Jury selection is a critical part of any Florida criminal trial, including those that involve sex offenses. Lawyers have the opportunity to remove certain people from the jury pool, but judges wield much of the power in determining who makes it into the jury box. In a recent decision, Florida’s Fourth District Court of Appeal explained that judges are also expected to take certain steps to ensure that jurors check certain biases at the door.A defendant was charged with lewd or lascivious molestation of a child under the age of 16, showing obscene material to a child, and lewd or lascivious exhibition in the presence of a child. His attorney asked during the jury selection process whether the potential jurors agreed that children don’t lie about sexual abuse. One juror in particular, a social worker whose employer had been involved in two high-profile pedophilia cases in another state, drew the trial court’s attention. She told the lawyer that her experience in more than 35 years of social work was that children don’t lie when it comes to allegations of sexual abuse.

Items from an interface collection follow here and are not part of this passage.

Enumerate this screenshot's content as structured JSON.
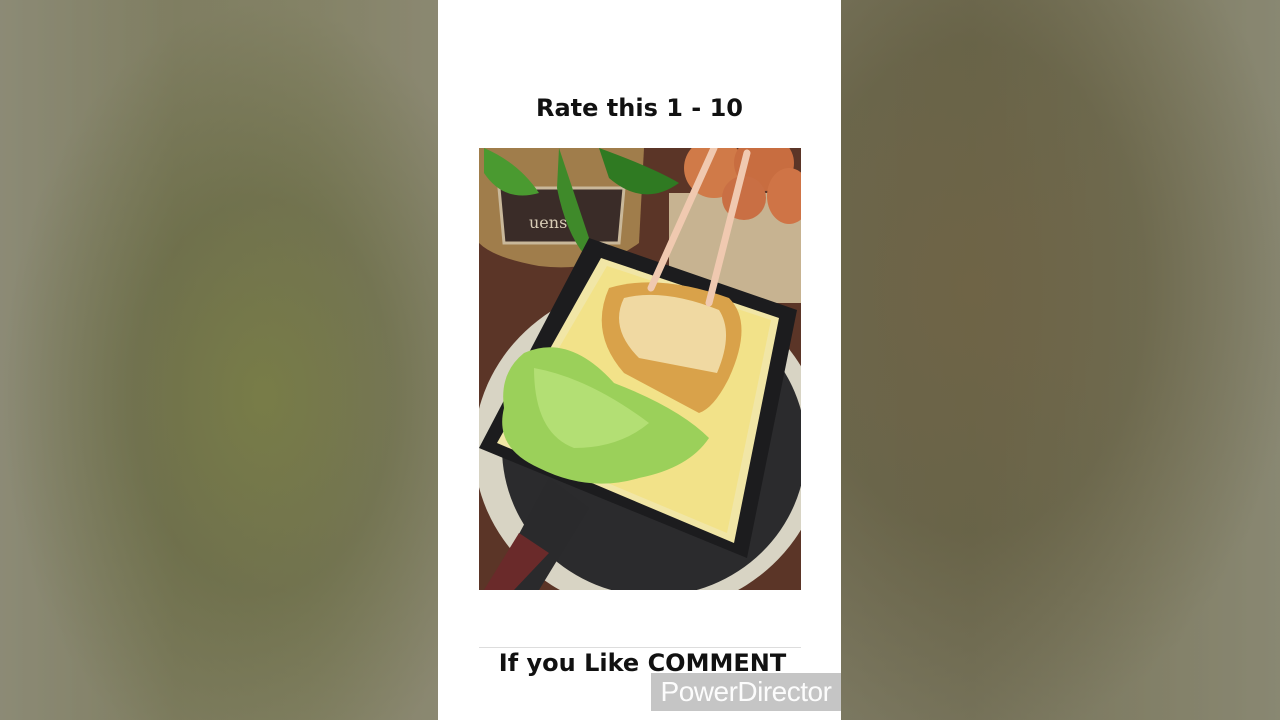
{
  "video": {
    "title_text": "Rate this 1 - 10",
    "caption_text": "If you Like COMMENT",
    "watermark_text": "PowerDirector"
  },
  "photo": {
    "subject": "food-photo-egg-sandwich-in-pan"
  }
}
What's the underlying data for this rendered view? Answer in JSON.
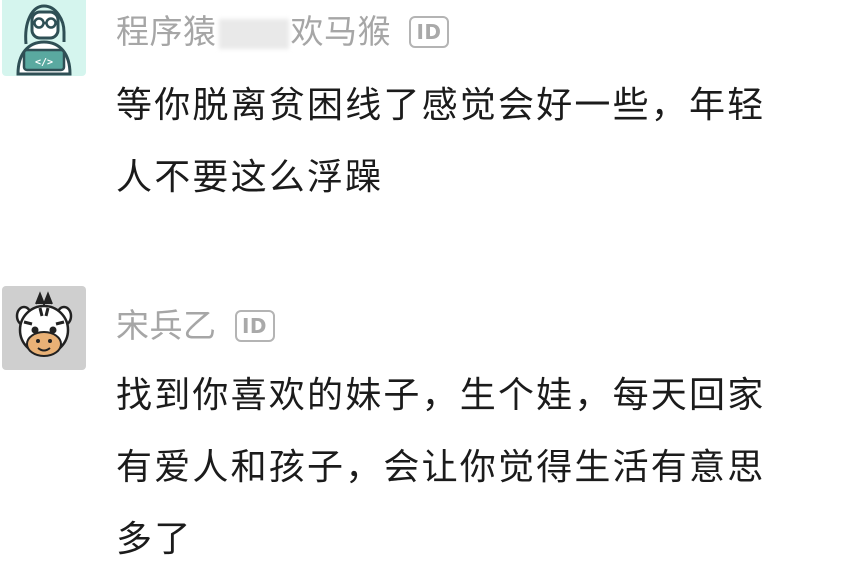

Although the judge advised the woman that jurors are not supposed to apply their own personal experience to the law or jury instructions, the woman reiterated that that she felt strongly that children do not lie about sexual abuse. She rated the strength of that opinion as a “9 or 9.5” out of 10. The defendant’s attorney asked that she be excluded from the jury pool for cause, based on her opinion. The judge rejected that request but allowed the attorney to use a peremptory challenge to exclude her from the jury. The defendant was eventually convicted and sentenced to 25 years in prison.